* _PROMPT_
The word "Sound" marks the lines you need; copy each of them from the data.
* * * * * * *
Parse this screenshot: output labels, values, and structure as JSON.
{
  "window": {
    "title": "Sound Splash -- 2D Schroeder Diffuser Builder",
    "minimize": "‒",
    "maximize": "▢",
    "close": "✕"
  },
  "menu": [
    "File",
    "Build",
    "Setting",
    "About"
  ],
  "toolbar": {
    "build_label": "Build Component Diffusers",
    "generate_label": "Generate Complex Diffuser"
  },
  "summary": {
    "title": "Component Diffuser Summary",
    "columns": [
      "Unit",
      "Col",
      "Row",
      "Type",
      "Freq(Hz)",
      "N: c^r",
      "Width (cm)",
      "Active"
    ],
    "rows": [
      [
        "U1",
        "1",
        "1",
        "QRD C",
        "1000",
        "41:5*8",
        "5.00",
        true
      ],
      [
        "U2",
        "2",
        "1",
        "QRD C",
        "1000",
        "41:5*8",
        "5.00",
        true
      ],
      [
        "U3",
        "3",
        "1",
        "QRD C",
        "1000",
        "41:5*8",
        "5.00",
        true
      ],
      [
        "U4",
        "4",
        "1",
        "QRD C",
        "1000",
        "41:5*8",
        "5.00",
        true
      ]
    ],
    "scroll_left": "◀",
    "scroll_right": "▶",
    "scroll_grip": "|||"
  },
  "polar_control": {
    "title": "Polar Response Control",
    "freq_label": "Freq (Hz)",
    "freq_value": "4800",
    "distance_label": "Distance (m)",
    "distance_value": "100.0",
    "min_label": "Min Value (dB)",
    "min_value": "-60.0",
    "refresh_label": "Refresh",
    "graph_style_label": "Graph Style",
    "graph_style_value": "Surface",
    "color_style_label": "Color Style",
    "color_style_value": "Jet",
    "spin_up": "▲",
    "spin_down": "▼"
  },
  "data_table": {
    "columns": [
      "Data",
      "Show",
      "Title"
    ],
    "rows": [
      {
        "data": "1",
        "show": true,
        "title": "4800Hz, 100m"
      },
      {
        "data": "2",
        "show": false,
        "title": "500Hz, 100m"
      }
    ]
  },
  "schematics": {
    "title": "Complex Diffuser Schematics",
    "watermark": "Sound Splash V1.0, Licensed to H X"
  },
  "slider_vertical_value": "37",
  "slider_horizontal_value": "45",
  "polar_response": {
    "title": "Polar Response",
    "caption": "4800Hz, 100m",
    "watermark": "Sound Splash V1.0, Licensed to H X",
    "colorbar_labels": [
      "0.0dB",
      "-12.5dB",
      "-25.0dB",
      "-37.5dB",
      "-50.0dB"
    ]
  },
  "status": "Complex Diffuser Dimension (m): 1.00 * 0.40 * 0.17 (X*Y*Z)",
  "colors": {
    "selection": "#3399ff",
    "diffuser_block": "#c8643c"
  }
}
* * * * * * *
* _ANSWER TO THE EXERCISE_
    "title": "Sound Splash -- 2D Schroeder Diffuser Builder",
    "watermark": "Sound Splash V1.0, Licensed to H X"
    "watermark": "Sound Splash V1.0, Licensed to H X",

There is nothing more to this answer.